### Exercise data
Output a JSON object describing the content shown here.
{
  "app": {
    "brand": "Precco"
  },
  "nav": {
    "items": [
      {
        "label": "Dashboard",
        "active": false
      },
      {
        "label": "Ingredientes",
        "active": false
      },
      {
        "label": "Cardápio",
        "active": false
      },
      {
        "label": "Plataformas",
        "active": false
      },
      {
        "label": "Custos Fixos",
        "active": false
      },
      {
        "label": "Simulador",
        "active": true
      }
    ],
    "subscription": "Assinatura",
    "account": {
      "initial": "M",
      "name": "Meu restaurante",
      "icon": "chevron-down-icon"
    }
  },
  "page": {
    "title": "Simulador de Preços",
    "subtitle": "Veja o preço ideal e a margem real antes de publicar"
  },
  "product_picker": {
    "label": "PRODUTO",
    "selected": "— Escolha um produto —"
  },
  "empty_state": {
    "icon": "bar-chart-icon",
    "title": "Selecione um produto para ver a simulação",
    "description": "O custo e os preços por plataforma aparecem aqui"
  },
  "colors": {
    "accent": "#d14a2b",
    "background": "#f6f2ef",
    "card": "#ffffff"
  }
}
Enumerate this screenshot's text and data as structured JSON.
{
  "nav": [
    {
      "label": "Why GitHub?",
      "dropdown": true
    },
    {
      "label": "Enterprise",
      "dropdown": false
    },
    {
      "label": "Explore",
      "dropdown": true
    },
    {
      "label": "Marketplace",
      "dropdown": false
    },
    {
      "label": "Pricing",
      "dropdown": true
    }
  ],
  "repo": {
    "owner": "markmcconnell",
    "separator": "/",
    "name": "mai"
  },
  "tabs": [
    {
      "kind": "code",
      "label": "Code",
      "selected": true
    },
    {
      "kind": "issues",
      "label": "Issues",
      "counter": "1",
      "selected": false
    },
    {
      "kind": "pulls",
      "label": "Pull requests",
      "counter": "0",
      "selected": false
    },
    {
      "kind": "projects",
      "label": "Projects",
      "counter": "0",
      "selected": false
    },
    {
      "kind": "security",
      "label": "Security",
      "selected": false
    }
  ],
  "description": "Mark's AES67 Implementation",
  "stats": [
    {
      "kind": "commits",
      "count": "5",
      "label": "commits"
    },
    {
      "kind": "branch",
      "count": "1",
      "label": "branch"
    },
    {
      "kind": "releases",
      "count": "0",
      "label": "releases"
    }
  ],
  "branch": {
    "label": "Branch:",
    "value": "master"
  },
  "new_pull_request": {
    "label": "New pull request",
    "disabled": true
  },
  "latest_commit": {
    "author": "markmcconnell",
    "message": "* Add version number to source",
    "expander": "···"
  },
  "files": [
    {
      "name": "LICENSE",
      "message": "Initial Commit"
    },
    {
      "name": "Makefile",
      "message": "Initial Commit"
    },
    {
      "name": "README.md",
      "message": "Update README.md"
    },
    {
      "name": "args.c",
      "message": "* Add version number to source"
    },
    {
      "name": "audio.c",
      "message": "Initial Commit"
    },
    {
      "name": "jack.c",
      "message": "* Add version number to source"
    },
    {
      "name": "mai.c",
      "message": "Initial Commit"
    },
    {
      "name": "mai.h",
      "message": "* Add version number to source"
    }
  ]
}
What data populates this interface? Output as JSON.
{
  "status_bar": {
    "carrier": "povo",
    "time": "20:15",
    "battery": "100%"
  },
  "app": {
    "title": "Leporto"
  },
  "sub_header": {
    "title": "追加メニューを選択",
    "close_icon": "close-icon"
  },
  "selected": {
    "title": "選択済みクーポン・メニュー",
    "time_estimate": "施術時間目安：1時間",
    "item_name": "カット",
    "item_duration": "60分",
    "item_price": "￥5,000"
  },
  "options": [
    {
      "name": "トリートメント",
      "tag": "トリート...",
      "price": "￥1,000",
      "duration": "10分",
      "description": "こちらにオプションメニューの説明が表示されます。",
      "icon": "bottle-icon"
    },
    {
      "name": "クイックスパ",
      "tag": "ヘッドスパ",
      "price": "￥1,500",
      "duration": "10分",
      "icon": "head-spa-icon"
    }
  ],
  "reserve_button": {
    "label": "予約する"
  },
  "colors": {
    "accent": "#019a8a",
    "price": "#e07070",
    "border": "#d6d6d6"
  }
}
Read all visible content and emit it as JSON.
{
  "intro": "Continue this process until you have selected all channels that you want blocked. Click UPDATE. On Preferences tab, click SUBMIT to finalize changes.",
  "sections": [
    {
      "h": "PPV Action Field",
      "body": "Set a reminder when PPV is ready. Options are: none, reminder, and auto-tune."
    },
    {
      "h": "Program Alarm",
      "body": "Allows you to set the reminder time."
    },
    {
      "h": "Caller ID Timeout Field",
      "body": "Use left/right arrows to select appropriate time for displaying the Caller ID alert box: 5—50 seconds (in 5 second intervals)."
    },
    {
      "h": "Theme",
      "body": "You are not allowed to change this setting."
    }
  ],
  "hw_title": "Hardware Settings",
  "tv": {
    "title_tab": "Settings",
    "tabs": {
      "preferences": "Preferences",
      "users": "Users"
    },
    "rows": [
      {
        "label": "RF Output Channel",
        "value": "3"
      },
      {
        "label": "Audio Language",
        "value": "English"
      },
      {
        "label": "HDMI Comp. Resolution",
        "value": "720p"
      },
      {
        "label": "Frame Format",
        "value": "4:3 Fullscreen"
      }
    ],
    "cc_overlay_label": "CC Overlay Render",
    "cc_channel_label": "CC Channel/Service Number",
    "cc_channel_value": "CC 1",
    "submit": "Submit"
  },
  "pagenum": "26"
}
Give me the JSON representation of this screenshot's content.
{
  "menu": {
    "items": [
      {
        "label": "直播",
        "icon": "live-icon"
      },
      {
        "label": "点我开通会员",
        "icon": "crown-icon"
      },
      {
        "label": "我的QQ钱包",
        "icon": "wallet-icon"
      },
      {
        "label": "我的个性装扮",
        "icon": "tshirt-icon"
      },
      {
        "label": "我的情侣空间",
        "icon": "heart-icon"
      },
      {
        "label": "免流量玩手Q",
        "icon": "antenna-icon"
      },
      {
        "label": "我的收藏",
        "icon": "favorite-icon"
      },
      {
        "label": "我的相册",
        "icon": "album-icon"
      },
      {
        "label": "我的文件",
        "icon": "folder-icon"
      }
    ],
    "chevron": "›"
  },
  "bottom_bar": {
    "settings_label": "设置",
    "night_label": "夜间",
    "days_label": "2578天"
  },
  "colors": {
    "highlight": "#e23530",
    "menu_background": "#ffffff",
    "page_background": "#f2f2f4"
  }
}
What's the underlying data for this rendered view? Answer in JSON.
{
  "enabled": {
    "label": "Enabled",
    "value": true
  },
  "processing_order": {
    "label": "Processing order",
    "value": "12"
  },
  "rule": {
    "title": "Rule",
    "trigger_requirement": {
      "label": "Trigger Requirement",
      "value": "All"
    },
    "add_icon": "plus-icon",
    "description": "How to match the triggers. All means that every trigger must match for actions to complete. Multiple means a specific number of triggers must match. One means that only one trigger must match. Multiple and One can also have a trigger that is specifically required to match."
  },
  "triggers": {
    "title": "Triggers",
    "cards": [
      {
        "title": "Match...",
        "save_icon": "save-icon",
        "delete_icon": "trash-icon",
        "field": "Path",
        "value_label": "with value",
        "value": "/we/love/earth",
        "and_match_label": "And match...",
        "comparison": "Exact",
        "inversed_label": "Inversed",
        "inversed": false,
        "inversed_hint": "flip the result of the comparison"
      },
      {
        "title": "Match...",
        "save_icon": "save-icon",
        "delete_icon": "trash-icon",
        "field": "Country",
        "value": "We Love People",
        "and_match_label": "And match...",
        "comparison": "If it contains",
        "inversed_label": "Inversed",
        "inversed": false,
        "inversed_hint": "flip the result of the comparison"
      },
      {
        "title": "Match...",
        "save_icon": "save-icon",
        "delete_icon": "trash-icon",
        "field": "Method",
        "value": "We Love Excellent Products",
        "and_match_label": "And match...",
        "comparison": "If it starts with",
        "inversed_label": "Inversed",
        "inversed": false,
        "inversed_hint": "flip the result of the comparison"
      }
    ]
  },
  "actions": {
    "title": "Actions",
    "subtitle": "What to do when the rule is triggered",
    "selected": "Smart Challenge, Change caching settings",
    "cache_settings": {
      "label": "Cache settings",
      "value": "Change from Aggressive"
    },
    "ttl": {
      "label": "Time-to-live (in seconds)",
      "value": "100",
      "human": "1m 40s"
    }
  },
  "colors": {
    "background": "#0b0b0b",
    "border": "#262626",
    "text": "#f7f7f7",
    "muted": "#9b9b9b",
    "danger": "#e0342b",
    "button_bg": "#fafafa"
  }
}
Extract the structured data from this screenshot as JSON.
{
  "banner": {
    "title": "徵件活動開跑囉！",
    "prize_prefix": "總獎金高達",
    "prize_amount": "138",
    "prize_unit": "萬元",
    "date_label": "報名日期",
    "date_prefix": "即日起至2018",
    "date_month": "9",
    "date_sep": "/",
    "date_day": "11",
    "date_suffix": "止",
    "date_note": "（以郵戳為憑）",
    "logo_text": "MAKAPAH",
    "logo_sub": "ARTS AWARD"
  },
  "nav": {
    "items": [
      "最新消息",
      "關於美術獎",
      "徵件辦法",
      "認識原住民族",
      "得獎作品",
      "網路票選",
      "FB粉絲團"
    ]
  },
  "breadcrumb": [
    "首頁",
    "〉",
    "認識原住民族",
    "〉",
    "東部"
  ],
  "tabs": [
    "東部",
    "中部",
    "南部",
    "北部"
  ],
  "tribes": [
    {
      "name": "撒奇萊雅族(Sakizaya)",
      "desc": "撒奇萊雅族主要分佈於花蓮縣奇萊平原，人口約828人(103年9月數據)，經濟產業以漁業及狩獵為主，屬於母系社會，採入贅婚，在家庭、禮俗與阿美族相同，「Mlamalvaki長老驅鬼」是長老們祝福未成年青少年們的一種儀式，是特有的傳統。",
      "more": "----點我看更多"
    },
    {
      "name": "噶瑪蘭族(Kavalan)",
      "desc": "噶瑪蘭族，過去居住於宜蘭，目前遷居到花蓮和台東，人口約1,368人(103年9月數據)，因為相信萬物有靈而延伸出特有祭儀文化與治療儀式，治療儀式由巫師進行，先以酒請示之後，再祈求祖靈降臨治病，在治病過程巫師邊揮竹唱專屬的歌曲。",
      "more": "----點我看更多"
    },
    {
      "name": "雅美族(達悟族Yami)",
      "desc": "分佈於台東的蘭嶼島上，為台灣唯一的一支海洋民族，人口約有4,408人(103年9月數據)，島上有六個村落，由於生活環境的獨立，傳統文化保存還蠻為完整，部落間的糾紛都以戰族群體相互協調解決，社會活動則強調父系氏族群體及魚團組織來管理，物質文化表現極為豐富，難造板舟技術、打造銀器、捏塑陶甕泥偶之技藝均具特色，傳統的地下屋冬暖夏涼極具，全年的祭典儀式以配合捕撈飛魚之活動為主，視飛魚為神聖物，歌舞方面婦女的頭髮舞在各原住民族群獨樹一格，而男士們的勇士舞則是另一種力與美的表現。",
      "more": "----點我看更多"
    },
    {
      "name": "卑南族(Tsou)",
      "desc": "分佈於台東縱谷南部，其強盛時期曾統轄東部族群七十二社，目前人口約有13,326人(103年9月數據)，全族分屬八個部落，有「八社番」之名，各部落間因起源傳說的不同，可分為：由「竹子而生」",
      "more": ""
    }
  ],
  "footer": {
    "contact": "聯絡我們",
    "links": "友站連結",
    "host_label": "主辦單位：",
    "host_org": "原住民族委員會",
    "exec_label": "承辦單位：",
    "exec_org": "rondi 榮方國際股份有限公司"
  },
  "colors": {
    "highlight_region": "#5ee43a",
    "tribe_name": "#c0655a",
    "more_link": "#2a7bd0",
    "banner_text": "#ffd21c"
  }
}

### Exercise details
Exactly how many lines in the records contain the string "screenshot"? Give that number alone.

### Solution
3